Excerpts from an interface dataset
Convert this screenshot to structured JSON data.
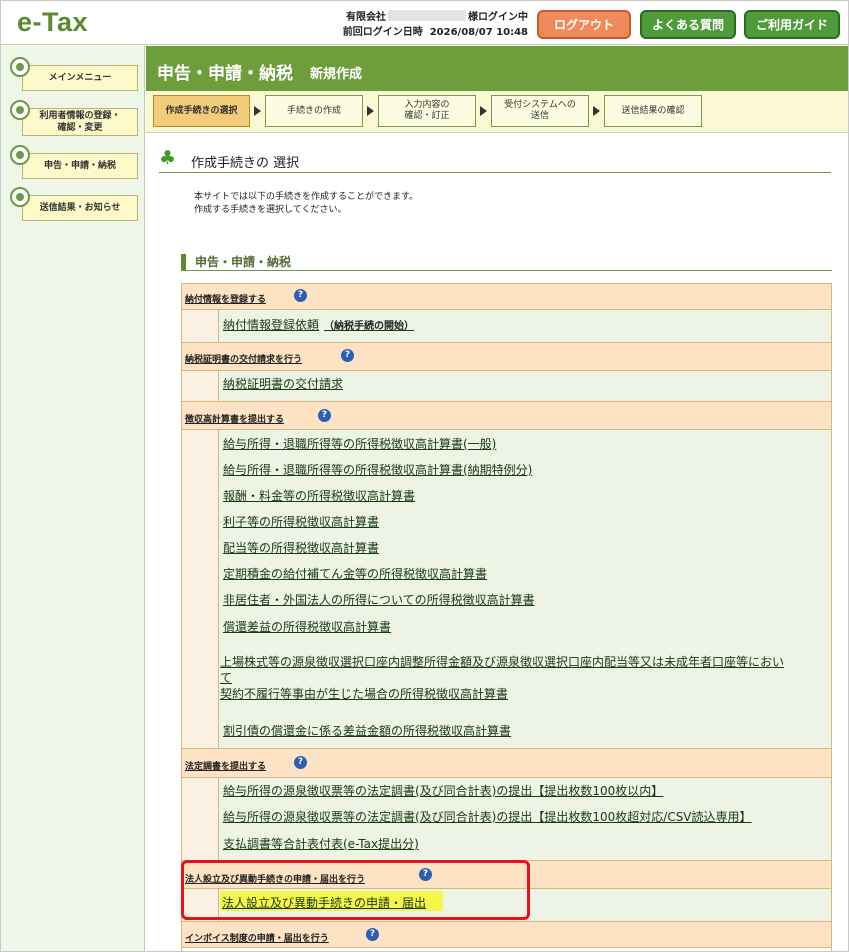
{
  "header": {
    "logo": "e-Tax",
    "company_prefix": "有限会社",
    "login_status": "様ログイン中",
    "last_login_label": "前回ログイン日時",
    "last_login_time": "2026/08/07 10:48",
    "logout_label": "ログアウト",
    "faq_label": "よくある質問",
    "guide_label": "ご利用ガイド"
  },
  "sidebar": {
    "items": [
      {
        "label": "メインメニュー"
      },
      {
        "label_line1": "利用者情報の登録・",
        "label_line2": "確認・変更"
      },
      {
        "label": "申告・申請・納税"
      },
      {
        "label": "送信結果・お知らせ"
      }
    ]
  },
  "page": {
    "title": "申告・申請・納税",
    "subtitle": "新規作成"
  },
  "steps": [
    {
      "label": "作成手続きの選択"
    },
    {
      "label": "手続きの作成"
    },
    {
      "line1": "入力内容の",
      "line2": "確認・訂正"
    },
    {
      "line1": "受付システムへの",
      "line2": "送信"
    },
    {
      "label": "送信結果の確認"
    }
  ],
  "section": {
    "title": "作成手続きの 選択",
    "intro_line1": "本サイトでは以下の手続きを作成することができます。",
    "intro_line2": "作成する手続きを選択してください。"
  },
  "category": {
    "title": "申告・申請・納税"
  },
  "groups": [
    {
      "heading": "納付情報を登録する",
      "items": [
        {
          "label": "納付情報登録依頼",
          "note": "（納税手続の開始）"
        }
      ]
    },
    {
      "heading": "納税証明書の交付請求を行う",
      "items": [
        {
          "label": "納税証明書の交付請求"
        }
      ]
    },
    {
      "heading": "徴収高計算書を提出する",
      "items": [
        {
          "label": "給与所得・退職所得等の所得税徴収高計算書(一般)"
        },
        {
          "label": "給与所得・退職所得等の所得税徴収高計算書(納期特例分)"
        },
        {
          "label": "報酬・料金等の所得税徴収高計算書"
        },
        {
          "label": "利子等の所得税徴収高計算書"
        },
        {
          "label": "配当等の所得税徴収高計算書"
        },
        {
          "label": "定期積金の給付補てん金等の所得税徴収高計算書"
        },
        {
          "label": "非居住者・外国法人の所得についての所得税徴収高計算書"
        },
        {
          "label": "償還差益の所得税徴収高計算書"
        },
        {
          "line1": "上場株式等の源泉徴収選択口座内調整所得金額及び源泉徴収選択口座内配当等又は未成年者口座等におい",
          "line2": "て"
        },
        {
          "label": "契約不履行等事由が生じた場合の所得税徴収高計算書"
        },
        {
          "label": "割引債の償還金に係る差益金額の所得税徴収高計算書"
        }
      ]
    },
    {
      "heading": "法定調書を提出する",
      "items": [
        {
          "label": "給与所得の源泉徴収票等の法定調書(及び同合計表)の提出【提出枚数100枚以内】"
        },
        {
          "label": "給与所得の源泉徴収票等の法定調書(及び同合計表)の提出【提出枚数100枚超対応/CSV読込専用】"
        },
        {
          "label": "支払調書等合計表付表(e-Tax提出分)"
        }
      ]
    },
    {
      "heading": "法人設立及び異動手続きの申請・届出を行う",
      "items": [
        {
          "label": "法人設立及び異動手続きの申請・届出"
        }
      ]
    },
    {
      "heading": "インボイス制度の申請・届出を行う",
      "items": []
    }
  ],
  "colors": {
    "brand_green": "#6e9e3c",
    "logout_orange": "#f08a5a",
    "highlight_red": "#e8101a",
    "highlight_yellow": "#f4f74a"
  }
}
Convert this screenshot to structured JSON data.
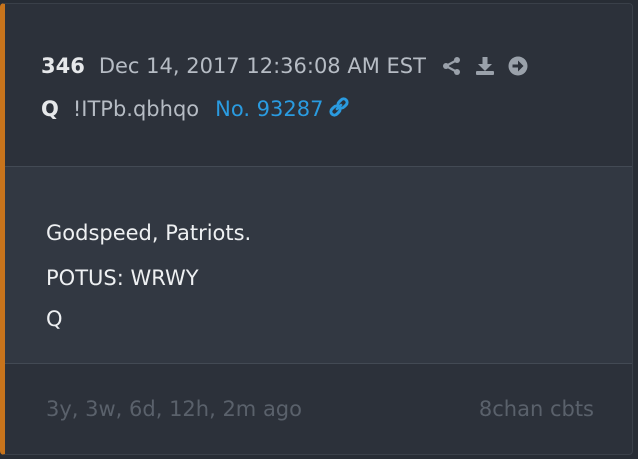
{
  "post": {
    "number": "346",
    "timestamp": "Dec 14, 2017 12:36:08 AM EST",
    "author": "Q",
    "tripcode": "!ITPb.qbhqo",
    "link_text": "No. 93287",
    "body_lines": [
      "Godspeed, Patriots.",
      "POTUS: WRWY",
      "Q"
    ],
    "relative_time": "3y, 3w, 6d, 12h, 2m ago",
    "source": "8chan cbts"
  },
  "icons": {
    "share": "share-icon",
    "download": "download-icon",
    "open": "arrow-circle-right-icon",
    "link": "link-icon"
  },
  "colors": {
    "accent": "#c8741c",
    "link": "#2a9be0",
    "background": "#282d35",
    "body_background": "#323842"
  }
}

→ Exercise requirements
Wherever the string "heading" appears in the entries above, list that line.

→ Answer to the exercise
      "heading": "納付情報を登録する",
      "heading": "納税証明書の交付請求を行う",
      "heading": "徴収高計算書を提出する",
      "heading": "法定調書を提出する",
      "heading": "法人設立及び異動手続きの申請・届出を行う",
      "heading": "インボイス制度の申請・届出を行う",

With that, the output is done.